Coffee goes straight through you. And usually, it takes whatever else you have in your stomach with it. But while scientists and coffee drinkers have known of this phenomenon for decades, there is still plenty we don’t understand about why a coffee makes you poo – only that it does.
What coffee does beyond your taste-buds
Coffee contains the natural compound chlorogenic acid, found in both green and roasted coffee.
It exists naturally in coffee, and inside the stomach, goes on to produce gastric acid. When extra gastric acid is produced, the stomach will push its contents out and into the intestines.
However, this is only part of the process, and doesn’t explain why coffee leads to such immediate evacuations of your internal organs.
The research has been further hampered as not everyone experiences the same phenomenon.
Only 30 per cent of people are affected by coffee in that way, meaning that even finding consistent test subjects was a challenge for scientists and researchers.
Aside from chlorogenic acid, what else contributes to the coffee-poo connection?
When people think coffee, they think caffeine, so caffeine is often thrown up as a possible reason.

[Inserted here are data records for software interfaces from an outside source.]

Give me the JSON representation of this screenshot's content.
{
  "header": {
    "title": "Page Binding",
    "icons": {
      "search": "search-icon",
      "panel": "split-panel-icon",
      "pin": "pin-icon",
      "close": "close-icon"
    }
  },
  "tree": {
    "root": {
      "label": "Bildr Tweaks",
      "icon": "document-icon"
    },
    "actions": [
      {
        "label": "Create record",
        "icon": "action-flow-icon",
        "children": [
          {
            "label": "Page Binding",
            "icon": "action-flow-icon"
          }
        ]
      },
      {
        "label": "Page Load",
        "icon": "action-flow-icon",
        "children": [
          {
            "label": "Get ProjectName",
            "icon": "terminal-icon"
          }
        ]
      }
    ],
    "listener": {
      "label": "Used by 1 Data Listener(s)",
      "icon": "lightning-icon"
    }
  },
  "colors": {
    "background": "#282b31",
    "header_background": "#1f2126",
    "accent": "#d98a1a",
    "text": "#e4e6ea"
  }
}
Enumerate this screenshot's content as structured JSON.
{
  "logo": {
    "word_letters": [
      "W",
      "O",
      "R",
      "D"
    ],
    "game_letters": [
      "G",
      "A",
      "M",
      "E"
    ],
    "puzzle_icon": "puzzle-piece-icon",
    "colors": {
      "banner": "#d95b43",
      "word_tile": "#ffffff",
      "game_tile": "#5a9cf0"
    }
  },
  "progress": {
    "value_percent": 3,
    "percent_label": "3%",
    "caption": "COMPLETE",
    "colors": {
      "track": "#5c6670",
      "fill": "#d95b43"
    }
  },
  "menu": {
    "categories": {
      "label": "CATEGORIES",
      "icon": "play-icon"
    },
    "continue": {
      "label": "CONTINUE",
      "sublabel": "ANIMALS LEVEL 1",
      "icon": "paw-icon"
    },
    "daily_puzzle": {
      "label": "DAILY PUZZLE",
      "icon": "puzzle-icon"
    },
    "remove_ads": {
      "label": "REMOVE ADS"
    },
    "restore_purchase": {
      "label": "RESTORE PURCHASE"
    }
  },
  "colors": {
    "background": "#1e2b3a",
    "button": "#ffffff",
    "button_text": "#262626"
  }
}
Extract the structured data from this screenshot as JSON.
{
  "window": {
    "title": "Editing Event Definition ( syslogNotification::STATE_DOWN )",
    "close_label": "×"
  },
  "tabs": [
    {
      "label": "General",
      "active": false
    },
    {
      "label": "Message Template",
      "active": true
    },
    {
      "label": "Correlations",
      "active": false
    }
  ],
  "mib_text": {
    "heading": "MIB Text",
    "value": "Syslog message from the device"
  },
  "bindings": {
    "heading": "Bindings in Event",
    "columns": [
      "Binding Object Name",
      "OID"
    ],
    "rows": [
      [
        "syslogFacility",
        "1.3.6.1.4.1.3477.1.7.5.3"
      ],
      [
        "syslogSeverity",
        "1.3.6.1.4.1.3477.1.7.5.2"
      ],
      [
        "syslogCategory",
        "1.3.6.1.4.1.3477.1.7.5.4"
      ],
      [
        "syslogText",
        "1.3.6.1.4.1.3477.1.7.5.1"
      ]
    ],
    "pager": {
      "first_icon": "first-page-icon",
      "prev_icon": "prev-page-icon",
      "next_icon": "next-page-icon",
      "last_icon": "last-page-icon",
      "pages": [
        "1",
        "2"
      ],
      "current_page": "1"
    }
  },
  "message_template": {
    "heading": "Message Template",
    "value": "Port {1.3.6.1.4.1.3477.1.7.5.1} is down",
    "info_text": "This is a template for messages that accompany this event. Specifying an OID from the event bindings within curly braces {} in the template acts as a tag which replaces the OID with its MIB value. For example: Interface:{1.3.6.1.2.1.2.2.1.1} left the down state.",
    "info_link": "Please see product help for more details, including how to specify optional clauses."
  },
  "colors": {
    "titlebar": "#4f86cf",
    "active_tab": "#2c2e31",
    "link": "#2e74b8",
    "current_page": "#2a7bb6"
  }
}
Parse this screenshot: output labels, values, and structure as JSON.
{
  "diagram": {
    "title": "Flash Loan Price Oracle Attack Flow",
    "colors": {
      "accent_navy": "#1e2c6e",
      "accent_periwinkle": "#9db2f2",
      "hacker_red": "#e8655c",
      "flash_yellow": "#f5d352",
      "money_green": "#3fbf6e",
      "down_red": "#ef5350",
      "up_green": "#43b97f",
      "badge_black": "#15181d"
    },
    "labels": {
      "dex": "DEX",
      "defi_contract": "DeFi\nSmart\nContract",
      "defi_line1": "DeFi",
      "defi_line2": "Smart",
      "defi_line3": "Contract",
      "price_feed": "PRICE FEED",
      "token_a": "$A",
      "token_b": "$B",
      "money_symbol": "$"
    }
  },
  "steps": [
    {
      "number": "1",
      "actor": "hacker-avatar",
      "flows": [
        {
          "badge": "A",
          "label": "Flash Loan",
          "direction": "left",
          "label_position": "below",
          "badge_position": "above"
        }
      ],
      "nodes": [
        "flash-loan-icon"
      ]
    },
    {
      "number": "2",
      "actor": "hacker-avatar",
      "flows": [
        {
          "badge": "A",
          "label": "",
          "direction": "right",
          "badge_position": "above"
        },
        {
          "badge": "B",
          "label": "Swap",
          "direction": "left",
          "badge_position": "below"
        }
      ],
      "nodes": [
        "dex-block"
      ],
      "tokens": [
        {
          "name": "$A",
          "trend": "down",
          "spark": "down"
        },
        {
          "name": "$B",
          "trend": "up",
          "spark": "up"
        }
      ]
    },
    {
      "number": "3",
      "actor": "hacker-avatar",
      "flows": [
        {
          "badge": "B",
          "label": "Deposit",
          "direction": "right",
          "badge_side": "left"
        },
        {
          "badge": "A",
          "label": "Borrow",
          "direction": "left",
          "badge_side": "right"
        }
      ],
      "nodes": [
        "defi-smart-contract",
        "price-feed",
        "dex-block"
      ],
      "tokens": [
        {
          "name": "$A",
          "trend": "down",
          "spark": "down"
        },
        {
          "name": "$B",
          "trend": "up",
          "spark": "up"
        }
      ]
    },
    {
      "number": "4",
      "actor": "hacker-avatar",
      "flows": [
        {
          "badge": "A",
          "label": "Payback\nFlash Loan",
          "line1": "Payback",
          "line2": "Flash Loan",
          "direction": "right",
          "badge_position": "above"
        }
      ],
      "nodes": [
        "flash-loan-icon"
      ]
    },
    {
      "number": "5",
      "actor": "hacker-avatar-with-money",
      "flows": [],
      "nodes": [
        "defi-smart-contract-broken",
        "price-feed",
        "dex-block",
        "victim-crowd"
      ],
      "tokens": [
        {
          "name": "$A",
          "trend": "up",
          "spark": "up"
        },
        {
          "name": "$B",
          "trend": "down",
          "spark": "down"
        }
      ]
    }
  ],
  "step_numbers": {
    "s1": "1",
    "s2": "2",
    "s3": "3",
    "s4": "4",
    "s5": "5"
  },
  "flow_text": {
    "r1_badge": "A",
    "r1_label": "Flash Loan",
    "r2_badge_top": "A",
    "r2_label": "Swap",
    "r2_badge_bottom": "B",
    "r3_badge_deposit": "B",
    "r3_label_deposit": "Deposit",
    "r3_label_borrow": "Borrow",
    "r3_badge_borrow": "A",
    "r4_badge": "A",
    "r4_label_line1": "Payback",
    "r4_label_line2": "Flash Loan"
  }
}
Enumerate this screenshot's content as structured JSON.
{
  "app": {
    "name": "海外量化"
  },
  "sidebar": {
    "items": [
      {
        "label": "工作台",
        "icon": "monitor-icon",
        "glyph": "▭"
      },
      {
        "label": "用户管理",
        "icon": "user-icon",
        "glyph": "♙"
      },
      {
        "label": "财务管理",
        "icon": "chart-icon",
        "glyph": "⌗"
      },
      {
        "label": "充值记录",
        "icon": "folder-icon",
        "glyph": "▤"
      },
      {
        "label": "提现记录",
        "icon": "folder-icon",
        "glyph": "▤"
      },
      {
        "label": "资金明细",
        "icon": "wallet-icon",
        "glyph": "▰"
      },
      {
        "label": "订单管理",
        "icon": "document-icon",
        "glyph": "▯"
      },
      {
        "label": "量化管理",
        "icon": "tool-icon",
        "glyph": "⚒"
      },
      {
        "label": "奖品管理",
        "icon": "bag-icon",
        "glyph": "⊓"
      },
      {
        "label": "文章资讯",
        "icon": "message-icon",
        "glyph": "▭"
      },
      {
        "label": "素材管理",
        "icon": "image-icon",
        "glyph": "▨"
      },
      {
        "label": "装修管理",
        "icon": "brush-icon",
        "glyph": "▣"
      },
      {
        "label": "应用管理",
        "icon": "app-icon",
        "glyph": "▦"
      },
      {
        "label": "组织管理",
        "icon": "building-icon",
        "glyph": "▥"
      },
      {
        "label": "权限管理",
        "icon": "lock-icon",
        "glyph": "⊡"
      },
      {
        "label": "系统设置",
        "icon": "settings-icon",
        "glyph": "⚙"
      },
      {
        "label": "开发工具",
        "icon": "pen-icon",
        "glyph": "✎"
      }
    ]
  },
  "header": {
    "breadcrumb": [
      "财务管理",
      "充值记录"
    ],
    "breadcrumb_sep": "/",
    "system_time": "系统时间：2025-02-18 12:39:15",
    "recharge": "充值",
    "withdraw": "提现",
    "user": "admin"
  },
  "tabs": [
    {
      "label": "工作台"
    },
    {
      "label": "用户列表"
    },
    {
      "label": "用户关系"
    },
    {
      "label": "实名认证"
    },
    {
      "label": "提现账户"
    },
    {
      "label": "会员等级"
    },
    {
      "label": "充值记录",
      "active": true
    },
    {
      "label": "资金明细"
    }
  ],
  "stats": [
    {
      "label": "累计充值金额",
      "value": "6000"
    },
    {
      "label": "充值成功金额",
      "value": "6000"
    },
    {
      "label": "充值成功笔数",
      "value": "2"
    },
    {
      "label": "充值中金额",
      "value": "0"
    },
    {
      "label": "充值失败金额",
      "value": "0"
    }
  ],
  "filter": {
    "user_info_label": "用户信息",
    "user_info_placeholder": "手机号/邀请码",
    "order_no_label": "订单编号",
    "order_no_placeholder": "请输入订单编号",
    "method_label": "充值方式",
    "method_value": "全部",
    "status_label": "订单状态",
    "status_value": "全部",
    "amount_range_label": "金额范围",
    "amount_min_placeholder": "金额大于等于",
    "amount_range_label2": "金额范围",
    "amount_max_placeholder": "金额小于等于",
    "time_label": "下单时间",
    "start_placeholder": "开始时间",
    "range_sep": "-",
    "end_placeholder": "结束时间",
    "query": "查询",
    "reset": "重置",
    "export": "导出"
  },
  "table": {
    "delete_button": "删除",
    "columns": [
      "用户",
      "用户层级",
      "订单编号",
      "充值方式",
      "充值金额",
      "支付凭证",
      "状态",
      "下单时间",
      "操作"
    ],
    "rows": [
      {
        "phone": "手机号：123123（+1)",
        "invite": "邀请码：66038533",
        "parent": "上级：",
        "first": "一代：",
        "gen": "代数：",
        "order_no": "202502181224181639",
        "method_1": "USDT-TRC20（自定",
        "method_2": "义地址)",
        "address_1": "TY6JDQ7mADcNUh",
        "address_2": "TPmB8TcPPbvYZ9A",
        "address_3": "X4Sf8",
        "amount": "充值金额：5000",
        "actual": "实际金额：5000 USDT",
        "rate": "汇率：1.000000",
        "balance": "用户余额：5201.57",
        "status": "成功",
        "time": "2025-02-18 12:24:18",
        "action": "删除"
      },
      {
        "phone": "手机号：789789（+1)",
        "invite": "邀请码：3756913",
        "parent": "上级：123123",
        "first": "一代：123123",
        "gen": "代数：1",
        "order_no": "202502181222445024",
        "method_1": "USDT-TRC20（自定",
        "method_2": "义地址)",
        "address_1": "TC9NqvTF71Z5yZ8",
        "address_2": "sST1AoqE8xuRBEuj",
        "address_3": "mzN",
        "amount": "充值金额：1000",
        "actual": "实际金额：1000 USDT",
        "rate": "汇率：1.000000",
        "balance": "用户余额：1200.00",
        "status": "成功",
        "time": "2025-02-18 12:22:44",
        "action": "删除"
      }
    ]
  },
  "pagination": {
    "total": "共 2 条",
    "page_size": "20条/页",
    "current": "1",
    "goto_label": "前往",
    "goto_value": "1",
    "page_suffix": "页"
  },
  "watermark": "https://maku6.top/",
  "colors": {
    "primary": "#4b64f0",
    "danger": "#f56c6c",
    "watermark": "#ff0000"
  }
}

But people don’t usually have the same response to other things that contain caffeine – like energy drinks, tea or cola.
Also, researchers have noted that even decaf has the same effect on a person’s stomach – meaning that caffeine is totally not the reason.
Other than caffeine, the average cup of coffee contains nearly 1000 different compounds, meaning that isolating the effects of each one – let alone the combined effects of each possible combination – is a time-consuming task.
In short, some of these chemicals combined them tells your internals, “It’s go time!” They push whatever is in your stomach out, and then trigger your body to release other chemicals which do the same thing.
So it’s a little more complicated than the old American saying a cup of joe makes you go.
The following video sheds a little more light on why coffee acts as a ‘quitting time bell’ to the Fred Flintstone in your stomach – at least to the extent that scientists know about yet – but just know that if your cup of Joe means you gotta go, you are not alone.
So although coffee is the reason, it is really a combination of coffee and your body doing the dirty work. In the 30 per cent of people whose bowels are affected by coffee – decaf or regular coffee – muscles in the lower tract of the colon really get to work.
The two main chemicals produced by your body after a cup are gastrin and cholecystokinin, which are otherwise produced to help push food through the body. For some reason – which science doesn’t really understand yet – coffee makes these guys work much harder.
And here’s something that might arm you with just enough knowledge to prepare yourself: The body’s response occurs within just four minutes of drinking the coffee.
Our tip – make sure you don’t find yourself caught short!
Research notes: Effect of coffee on distal colon function – published April 1990, in Gut, International Journal.